**DATASET RECORDS**.
▼

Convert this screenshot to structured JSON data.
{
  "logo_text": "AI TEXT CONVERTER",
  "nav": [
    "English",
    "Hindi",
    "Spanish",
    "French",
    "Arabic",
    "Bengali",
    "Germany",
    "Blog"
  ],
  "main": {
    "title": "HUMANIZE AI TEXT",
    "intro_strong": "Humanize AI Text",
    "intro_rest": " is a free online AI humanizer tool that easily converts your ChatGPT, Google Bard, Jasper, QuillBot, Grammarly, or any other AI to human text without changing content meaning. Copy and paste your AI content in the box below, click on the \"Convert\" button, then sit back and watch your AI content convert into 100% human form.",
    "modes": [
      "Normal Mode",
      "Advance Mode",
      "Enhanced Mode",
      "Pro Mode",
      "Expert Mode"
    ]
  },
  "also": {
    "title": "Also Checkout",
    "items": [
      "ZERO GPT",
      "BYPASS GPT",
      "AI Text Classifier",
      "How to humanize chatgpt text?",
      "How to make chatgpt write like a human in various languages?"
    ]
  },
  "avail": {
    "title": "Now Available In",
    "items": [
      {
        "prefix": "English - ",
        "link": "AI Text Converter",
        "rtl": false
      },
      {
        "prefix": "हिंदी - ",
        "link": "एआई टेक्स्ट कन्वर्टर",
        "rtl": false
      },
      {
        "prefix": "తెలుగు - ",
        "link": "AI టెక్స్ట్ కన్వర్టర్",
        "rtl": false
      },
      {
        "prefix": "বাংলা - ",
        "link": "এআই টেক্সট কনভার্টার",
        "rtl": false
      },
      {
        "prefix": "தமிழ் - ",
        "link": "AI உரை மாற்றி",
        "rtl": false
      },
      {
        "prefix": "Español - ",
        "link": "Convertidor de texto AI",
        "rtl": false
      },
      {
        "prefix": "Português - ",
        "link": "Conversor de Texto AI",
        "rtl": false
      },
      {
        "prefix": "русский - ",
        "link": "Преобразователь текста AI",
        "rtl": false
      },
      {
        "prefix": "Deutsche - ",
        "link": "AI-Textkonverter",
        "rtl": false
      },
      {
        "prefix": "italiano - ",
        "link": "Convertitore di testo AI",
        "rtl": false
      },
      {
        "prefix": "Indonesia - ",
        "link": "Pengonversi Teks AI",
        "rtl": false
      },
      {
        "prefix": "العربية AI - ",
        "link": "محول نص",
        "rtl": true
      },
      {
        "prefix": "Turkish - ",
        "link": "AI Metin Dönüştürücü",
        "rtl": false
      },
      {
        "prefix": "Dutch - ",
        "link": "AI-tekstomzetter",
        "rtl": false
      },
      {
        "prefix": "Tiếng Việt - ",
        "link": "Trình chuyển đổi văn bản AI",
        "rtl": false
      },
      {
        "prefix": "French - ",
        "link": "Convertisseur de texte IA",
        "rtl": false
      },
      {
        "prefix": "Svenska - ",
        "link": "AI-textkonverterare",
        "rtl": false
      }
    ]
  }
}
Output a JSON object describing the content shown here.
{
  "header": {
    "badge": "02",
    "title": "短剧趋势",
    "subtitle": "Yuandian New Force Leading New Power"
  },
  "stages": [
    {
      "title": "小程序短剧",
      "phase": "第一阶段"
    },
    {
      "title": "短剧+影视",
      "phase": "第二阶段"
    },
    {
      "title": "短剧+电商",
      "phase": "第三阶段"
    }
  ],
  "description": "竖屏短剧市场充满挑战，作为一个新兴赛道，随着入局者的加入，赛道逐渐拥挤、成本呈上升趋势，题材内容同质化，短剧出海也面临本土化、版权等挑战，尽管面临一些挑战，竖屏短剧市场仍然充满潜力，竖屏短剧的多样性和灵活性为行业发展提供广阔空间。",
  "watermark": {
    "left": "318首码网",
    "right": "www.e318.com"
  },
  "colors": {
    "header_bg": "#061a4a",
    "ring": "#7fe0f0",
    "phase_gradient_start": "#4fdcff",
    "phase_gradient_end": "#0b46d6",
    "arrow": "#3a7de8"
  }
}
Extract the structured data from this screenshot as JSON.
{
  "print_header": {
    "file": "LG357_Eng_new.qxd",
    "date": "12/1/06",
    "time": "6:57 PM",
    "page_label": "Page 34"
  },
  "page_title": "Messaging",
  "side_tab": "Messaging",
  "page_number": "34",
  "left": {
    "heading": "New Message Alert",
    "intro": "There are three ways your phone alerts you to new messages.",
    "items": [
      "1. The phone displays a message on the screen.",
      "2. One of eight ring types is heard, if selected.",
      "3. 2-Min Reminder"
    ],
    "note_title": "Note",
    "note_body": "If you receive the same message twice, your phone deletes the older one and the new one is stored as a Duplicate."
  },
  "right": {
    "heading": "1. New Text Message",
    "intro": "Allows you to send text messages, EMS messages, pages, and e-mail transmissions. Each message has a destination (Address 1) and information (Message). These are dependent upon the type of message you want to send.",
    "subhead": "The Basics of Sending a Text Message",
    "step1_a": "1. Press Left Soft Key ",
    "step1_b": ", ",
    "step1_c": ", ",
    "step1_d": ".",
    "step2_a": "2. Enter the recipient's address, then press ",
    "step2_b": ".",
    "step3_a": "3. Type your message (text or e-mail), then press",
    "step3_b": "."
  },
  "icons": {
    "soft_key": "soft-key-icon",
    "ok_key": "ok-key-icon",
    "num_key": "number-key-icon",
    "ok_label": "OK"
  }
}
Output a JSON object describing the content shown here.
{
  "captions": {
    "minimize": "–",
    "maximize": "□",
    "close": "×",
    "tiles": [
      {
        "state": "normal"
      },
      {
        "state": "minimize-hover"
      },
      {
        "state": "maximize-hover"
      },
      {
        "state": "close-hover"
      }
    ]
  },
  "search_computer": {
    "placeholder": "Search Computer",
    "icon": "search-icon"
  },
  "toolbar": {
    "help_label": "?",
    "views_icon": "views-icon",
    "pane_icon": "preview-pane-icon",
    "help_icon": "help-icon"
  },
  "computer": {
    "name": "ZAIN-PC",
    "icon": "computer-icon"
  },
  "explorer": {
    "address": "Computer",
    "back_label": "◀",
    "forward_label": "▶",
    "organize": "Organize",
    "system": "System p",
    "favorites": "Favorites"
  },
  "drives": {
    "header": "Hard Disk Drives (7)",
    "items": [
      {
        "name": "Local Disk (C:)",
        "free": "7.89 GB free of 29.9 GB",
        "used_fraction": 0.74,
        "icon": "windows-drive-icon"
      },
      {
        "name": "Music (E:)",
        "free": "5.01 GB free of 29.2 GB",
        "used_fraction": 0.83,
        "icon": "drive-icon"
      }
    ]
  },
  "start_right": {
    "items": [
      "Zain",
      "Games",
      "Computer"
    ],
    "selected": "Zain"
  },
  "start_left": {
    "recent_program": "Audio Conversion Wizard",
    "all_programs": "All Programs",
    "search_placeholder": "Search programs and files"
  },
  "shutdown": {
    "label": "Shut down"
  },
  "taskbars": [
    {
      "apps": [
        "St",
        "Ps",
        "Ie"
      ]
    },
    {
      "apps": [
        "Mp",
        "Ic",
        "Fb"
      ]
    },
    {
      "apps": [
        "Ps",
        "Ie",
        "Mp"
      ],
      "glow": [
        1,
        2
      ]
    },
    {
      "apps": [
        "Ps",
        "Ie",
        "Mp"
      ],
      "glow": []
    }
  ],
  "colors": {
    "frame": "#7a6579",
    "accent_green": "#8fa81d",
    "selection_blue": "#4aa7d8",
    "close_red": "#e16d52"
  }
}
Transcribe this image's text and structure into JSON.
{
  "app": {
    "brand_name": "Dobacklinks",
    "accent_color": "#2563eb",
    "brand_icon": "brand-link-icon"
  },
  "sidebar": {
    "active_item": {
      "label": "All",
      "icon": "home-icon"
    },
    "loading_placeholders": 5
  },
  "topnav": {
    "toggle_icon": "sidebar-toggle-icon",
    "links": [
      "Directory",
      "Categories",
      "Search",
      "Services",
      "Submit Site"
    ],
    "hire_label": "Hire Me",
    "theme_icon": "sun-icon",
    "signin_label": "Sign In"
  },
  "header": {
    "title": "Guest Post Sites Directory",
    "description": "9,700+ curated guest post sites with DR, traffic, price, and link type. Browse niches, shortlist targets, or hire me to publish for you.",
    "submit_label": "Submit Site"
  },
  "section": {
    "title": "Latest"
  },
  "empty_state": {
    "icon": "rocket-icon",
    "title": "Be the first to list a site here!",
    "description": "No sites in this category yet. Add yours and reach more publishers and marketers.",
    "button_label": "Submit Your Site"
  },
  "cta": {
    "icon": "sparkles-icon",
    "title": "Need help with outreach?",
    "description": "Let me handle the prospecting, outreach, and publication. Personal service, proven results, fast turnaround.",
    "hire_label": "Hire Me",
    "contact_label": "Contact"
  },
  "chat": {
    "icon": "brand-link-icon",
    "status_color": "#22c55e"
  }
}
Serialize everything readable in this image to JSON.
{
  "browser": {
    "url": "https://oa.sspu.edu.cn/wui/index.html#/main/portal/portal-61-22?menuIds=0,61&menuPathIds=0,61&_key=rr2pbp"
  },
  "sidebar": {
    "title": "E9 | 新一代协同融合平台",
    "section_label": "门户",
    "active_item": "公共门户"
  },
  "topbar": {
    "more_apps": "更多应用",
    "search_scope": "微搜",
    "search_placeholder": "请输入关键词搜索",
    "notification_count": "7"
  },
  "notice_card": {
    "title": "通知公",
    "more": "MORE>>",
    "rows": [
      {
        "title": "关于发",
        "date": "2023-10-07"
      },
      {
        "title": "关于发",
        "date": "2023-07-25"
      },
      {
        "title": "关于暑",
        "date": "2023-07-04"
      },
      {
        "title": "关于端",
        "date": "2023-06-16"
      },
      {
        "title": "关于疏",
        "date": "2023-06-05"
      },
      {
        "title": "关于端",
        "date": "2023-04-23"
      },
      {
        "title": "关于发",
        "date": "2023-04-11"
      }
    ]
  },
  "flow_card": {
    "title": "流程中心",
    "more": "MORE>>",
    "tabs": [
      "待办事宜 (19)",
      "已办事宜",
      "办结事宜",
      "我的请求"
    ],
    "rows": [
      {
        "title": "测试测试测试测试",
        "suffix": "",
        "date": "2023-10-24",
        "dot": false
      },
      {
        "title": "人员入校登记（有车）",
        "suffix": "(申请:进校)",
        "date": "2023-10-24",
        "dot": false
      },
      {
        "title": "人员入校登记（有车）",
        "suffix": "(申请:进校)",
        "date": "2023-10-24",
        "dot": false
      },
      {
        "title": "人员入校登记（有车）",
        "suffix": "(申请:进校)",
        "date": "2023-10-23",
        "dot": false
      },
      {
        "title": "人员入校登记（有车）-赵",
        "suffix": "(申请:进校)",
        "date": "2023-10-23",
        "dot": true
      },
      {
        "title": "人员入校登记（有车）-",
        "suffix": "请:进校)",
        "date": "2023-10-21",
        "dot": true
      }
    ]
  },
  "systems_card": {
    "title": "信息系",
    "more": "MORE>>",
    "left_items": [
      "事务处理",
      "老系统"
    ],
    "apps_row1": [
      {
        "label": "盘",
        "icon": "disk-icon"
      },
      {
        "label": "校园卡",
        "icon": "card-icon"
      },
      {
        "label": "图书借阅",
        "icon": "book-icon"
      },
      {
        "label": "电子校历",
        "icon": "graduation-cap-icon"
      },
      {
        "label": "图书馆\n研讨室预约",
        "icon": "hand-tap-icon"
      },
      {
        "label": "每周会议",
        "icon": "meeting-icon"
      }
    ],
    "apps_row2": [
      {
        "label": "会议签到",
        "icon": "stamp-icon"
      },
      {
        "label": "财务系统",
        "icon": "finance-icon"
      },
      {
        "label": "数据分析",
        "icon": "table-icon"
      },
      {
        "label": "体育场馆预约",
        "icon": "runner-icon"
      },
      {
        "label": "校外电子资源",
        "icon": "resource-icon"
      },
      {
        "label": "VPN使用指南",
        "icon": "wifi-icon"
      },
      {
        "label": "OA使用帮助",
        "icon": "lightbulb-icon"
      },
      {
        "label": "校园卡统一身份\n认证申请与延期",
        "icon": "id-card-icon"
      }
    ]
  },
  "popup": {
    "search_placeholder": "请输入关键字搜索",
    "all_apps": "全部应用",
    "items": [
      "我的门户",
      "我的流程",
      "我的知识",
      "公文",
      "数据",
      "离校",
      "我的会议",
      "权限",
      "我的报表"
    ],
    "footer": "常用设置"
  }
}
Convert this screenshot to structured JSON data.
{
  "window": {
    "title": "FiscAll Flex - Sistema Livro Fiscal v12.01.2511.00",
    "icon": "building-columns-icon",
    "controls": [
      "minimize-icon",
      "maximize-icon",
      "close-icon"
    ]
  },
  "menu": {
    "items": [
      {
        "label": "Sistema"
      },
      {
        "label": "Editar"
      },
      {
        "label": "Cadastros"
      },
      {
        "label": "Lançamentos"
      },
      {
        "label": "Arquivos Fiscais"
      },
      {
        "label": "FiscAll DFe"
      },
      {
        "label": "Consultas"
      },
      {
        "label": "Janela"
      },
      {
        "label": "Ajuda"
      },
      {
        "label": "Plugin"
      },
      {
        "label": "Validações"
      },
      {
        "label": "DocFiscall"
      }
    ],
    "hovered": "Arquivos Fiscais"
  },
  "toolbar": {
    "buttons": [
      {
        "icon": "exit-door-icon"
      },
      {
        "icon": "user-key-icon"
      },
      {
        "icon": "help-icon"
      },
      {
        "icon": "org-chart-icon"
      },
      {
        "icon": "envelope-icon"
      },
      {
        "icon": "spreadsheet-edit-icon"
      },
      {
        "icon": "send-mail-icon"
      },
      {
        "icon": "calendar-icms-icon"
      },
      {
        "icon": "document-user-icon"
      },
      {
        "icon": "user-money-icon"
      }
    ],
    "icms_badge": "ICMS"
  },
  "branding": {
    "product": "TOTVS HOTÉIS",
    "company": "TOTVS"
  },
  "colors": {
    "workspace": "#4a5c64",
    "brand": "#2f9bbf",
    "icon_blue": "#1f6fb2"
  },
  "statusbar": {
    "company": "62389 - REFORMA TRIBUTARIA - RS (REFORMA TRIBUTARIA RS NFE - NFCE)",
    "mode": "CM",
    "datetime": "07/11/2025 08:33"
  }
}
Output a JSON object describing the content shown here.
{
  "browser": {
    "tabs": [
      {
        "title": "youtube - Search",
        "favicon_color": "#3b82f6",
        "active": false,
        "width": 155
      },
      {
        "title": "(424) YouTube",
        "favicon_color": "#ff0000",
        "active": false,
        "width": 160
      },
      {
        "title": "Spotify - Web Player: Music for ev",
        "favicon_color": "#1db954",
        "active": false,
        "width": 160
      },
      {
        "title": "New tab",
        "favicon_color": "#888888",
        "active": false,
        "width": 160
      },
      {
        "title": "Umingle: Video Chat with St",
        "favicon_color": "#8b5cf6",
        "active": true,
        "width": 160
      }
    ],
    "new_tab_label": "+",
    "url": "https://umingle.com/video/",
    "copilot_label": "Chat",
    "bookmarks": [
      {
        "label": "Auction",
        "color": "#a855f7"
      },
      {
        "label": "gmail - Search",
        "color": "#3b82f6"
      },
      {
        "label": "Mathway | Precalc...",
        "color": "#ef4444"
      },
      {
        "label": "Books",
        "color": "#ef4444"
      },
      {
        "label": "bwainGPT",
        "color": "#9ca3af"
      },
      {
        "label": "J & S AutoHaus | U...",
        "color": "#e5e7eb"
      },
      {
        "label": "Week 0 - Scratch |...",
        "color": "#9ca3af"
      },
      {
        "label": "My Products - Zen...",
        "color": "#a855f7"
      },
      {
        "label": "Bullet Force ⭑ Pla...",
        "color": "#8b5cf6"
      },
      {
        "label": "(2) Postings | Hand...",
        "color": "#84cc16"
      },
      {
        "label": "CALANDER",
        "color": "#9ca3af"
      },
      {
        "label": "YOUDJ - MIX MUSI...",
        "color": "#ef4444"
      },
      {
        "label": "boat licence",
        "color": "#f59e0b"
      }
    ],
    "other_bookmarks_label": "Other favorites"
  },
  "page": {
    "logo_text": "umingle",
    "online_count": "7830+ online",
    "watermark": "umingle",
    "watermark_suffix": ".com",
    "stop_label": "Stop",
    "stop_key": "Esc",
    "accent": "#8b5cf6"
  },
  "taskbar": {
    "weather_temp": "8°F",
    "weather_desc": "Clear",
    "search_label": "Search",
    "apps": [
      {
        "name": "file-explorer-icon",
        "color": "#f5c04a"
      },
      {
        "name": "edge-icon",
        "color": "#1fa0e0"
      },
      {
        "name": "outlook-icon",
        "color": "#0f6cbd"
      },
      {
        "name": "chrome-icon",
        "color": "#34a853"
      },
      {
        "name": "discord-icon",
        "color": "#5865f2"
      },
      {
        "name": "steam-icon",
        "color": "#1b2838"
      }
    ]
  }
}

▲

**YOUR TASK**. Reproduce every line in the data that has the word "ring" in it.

**EXERCISE RESULT**.
    "ring": "#7fe0f0",
      "2. One of eight ring types is heard, if selected.",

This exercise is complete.